9. Acknowledgments

We would like to thank Chaitanya Kodeboyina and Loa Andersson for their review and comments. The approach described in Section 5 is based on the idea suggested by Manoj Leelanivas.

10. References

10.1. Normative References

[RFC2119] Bradner, S., "Key words for use in RFCs to Indicate Requirement Levels", BCP 14, RFC 2119, March 1997. [RFC2385] Heffernan, A., "Protection of BGP Sessions via the TCP MD5 Signature Option", RFC 2385, August 1998. [RFC4271] Rekhter, Y., Li, T., and S. Hares, "A Border Gateway Protocol 4 (BGP-4)", RFC 4271, January 2006. [RFC4724] Sangli, S., Chen, E., Fernando, R., Scudder, J., and Y. Rekhter, "Graceful Restart Mechanism for BGP", RFC 4724, January 2007.

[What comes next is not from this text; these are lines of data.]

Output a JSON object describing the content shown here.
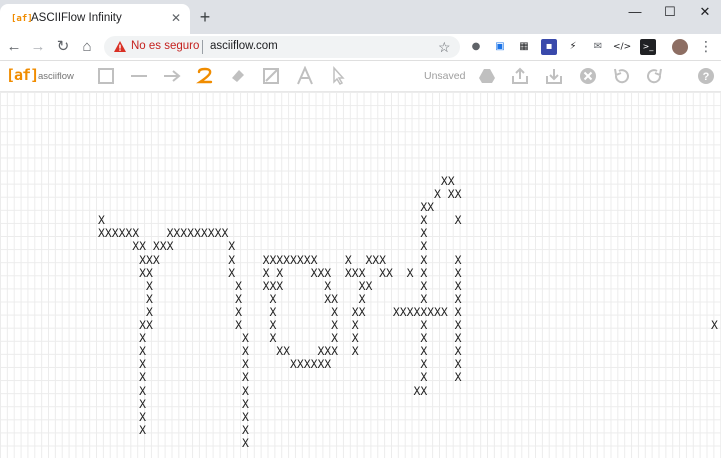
{
  "browser": {
    "tab": {
      "favicon": "[af]",
      "title": "ASCIIFlow Infinity",
      "close": "✕"
    },
    "new_tab": "+",
    "window_controls": {
      "minimize": "—",
      "maximize": "☐",
      "close": "✕"
    },
    "nav": {
      "back": "←",
      "forward": "→",
      "reload": "↻",
      "home": "⌂"
    },
    "address": {
      "security_text": "No es seguro",
      "url": "asciiflow.com"
    },
    "bookmark_star": "☆",
    "menu": "⋮"
  },
  "app": {
    "logo": "[af]",
    "name": "asciiflow",
    "tools": [
      "box-tool-icon",
      "line-tool-icon",
      "arrow-tool-icon",
      "freeform-tool-icon",
      "erase-tool-icon",
      "resize-tool-icon",
      "text-tool-icon",
      "select-tool-icon"
    ],
    "status": "Unsaved",
    "actions": [
      "drive-icon",
      "export-icon",
      "import-icon",
      "clear-icon",
      "undo-icon",
      "redo-icon",
      "help-icon"
    ],
    "accent_color": "#f08c00"
  },
  "canvas": {
    "drawing": "                                                  XX\n                                                 X XX\n                                               XX\nX                                              X    X\nXXXXXX    XXXXXXXXX                            X\n     XX XXX        X                           X\n      XXX          X    XXXXXXXX    X  XXX     X    X\n      XX           X    X X    XXX  XXX  XX  X X    X\n       X            X   XXX      X    XX       X    X\n       X            X    X       XX   X        X    X\n       X            X    X        X  XX    XXXXXXXX X\n      XX            X    X        X  X         X    X\n      X              X   X        X  X         X    X\n      X              X    XX    XXX  X         X    X\n      X              X      XXXXXX             X    X\n      X              X                         X    X\n      X              X                        XX\n      X              X\n      X              X\n      X              X\n                     X",
    "stray_char": "X"
  }
}
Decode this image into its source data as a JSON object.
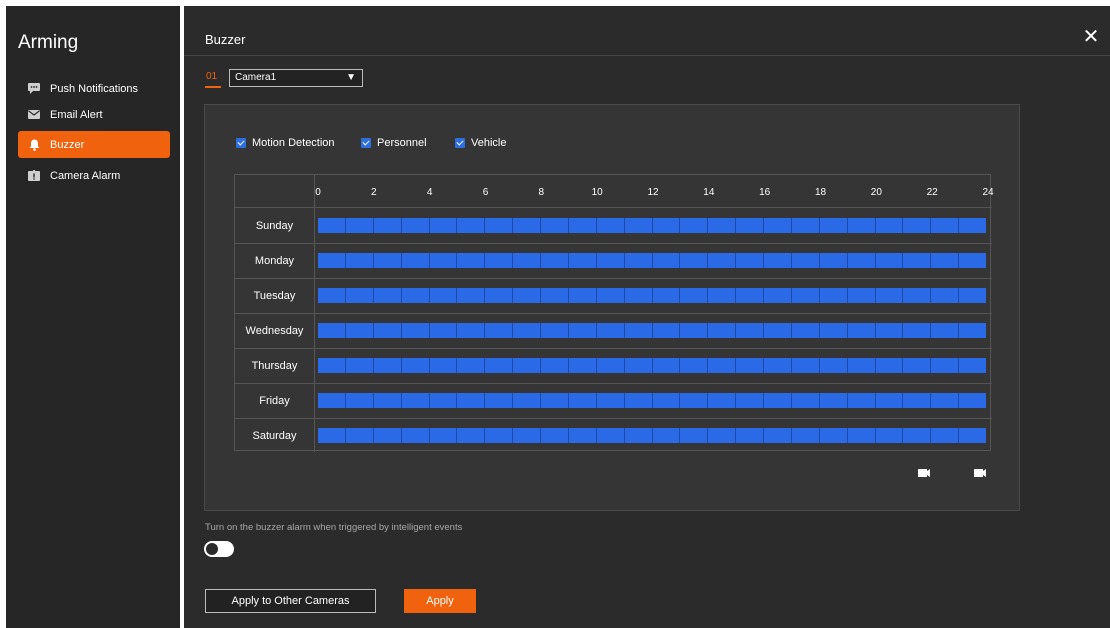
{
  "sidebar": {
    "title": "Arming",
    "items": [
      {
        "label": "Push Notifications",
        "icon": "chat-icon"
      },
      {
        "label": "Email Alert",
        "icon": "mail-icon"
      },
      {
        "label": "Buzzer",
        "icon": "bell-icon",
        "active": true
      },
      {
        "label": "Camera Alarm",
        "icon": "camera-alarm-icon"
      }
    ]
  },
  "header": {
    "title": "Buzzer",
    "close_icon": "close-icon"
  },
  "camera": {
    "index": "01",
    "selected": "Camera1"
  },
  "detection": {
    "motion_label": "Motion Detection",
    "personnel_label": "Personnel",
    "vehicle_label": "Vehicle",
    "motion_checked": true,
    "personnel_checked": true,
    "vehicle_checked": true
  },
  "schedule": {
    "hours": [
      "0",
      "2",
      "4",
      "6",
      "8",
      "10",
      "12",
      "14",
      "16",
      "18",
      "20",
      "22",
      "24"
    ],
    "days": [
      "Sunday",
      "Monday",
      "Tuesday",
      "Wednesday",
      "Thursday",
      "Friday",
      "Saturday"
    ],
    "active_hours_per_day": 24
  },
  "hint": "Turn on the buzzer alarm when  triggered by intelligent events",
  "toggle_on": false,
  "buttons": {
    "apply_other": "Apply to Other Cameras",
    "apply": "Apply"
  },
  "colors": {
    "accent": "#f0620e",
    "schedule_blue": "#2a6ae6"
  }
}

10.2. Informative References

[RFC3107] Rekhter, Y. and E. Rosen, "Carrying Label Information in BGP-4", RFC 3107, May 2001.

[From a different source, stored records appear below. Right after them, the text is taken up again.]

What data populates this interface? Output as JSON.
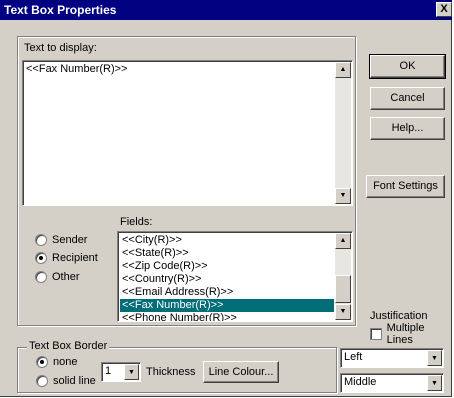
{
  "window": {
    "title": "Text Box Properties",
    "close_glyph": "X"
  },
  "text_group": {
    "label": "Text to display:",
    "value": "<<Fax Number(R)>>"
  },
  "buttons": {
    "ok": "OK",
    "cancel": "Cancel",
    "help": "Help...",
    "font_settings": "Font Settings"
  },
  "fields": {
    "label": "Fields:",
    "items": [
      "<<City(R)>>",
      "<<State(R)>>",
      "<<Zip Code(R)>>",
      "<<Country(R)>>",
      "<<Email Address(R)>>",
      "<<Fax Number(R)>>",
      "<<Phone Number(R)>>"
    ],
    "selected": "<<Fax Number(R)>>"
  },
  "recipient_type": {
    "options": [
      "Sender",
      "Recipient",
      "Other"
    ],
    "selected": "Recipient"
  },
  "justification": {
    "label": "Justification",
    "multiple_lines_label": "Multiple Lines",
    "multiple_lines_checked": false,
    "horizontal": "Left",
    "vertical": "Middle"
  },
  "border": {
    "group_label": "Text Box Border",
    "options": [
      "none",
      "solid line"
    ],
    "selected": "none",
    "thickness_value": "1",
    "thickness_label": "Thickness",
    "line_colour_button": "Line Colour..."
  },
  "colors": {
    "title_bar": "#000080",
    "selection": "#006d77",
    "face": "#d4d0c8"
  }
}
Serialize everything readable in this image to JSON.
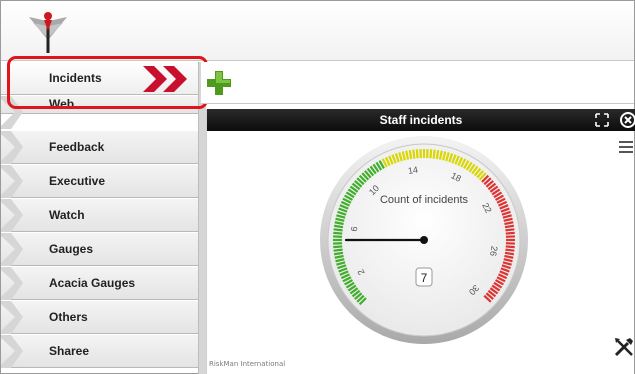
{
  "app": {
    "footer_credit": "RiskMan International"
  },
  "sidebar": {
    "items": [
      {
        "label": "Incidents",
        "active": true
      },
      {
        "label": "Web"
      },
      {
        "label": "Feedback"
      },
      {
        "label": "Executive"
      },
      {
        "label": "Watch"
      },
      {
        "label": "Gauges"
      },
      {
        "label": "Acacia Gauges"
      },
      {
        "label": "Others"
      },
      {
        "label": "Sharee"
      }
    ]
  },
  "toolbar": {
    "add_icon": "plus-icon"
  },
  "widget": {
    "title": "Staff incidents",
    "icons": [
      "expand-icon",
      "close-icon",
      "hamburger-menu-icon",
      "tools-icon"
    ],
    "gauge": {
      "label": "Count of incidents",
      "value": 7,
      "min": 0,
      "max": 30,
      "tick_labels": [
        "2",
        "6",
        "10",
        "14",
        "18",
        "22",
        "26",
        "30"
      ],
      "bands": [
        {
          "from": 0,
          "to": 12,
          "color": "#3fae2a"
        },
        {
          "from": 12,
          "to": 20,
          "color": "#d9d600"
        },
        {
          "from": 20,
          "to": 30,
          "color": "#dd3333"
        }
      ],
      "needle_value": 5
    }
  },
  "colors": {
    "highlight": "#e0141b",
    "active_chevron": "#c8102e",
    "header_bg": "#111111"
  }
}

Authors' Addresses

Yakov Rekhter Juniper Networks 1194 N.Mathilda Ave Sunnyvale, CA 94089 EMail: yakov@juniper.net Rahul Aggarwal Juniper Networks 1194 N.Mathilda Ave Sunnyvale, CA 94089 EMail: rahul@juniper.net
Top   ToC   RFC4781 - Page 10
Full Copyright Statement

   Copyright (C) The IETF Trust (2007).

   This document is subject to the rights, licenses and restrictions
   contained in BCP 78, and except as set forth therein, the authors
   retain all their rights.

   This document and the information contained herein are provided on an
   "AS IS" basis and THE CONTRIBUTOR, THE ORGANIZATION HE/SHE REPRESENTS
   OR IS SPONSORED BY (IF ANY), THE INTERNET SOCIETY, THE IETF TRUST AND
   THE INTERNET ENGINEERING TASK FORCE DISCLAIM ALL WARRANTIES, EXPRESS
   OR IMPLIED, INCLUDING BUT NOT LIMITED TO ANY WARRANTY THAT THE USE OF
   THE INFORMATION HEREIN WILL NOT INFRINGE ANY RIGHTS OR ANY IMPLIED
   WARRANTIES OF MERCHANTABILITY OR FITNESS FOR A PARTICULAR PURPOSE.

Intellectual Property

   The IETF takes no position regarding the validity or scope of any
   Intellectual Property Rights or other rights that might be claimed to
   pertain to the implementation or use of the technology described in
   this document or the extent to which any license under such rights
   might or might not be available; nor does it represent that it has
   made any independent effort to identify any such rights.  Information
   on the procedures with respect to rights in RFC documents can be
   found in BCP 78 and BCP 79.

   Copies of IPR disclosures made to the IETF Secretariat and any
   assurances of licenses to be made available, or the result of an
   attempt made to obtain a general license or permission for the use of
   such proprietary rights by implementers or users of this
   specification can be obtained from the IETF on-line IPR repository at
   http://www.ietf.org/ipr.

   The IETF invites any interested party to bring to its attention any
   copyrights, patents or patent applications, or other proprietary
   rights that may cover technology that may be required to implement
   this standard.  Please address the information to the IETF at
   ietf-ipr@ietf.org.

Acknowledgement

   Funding for the RFC Editor function is currently provided by the
   Internet Society.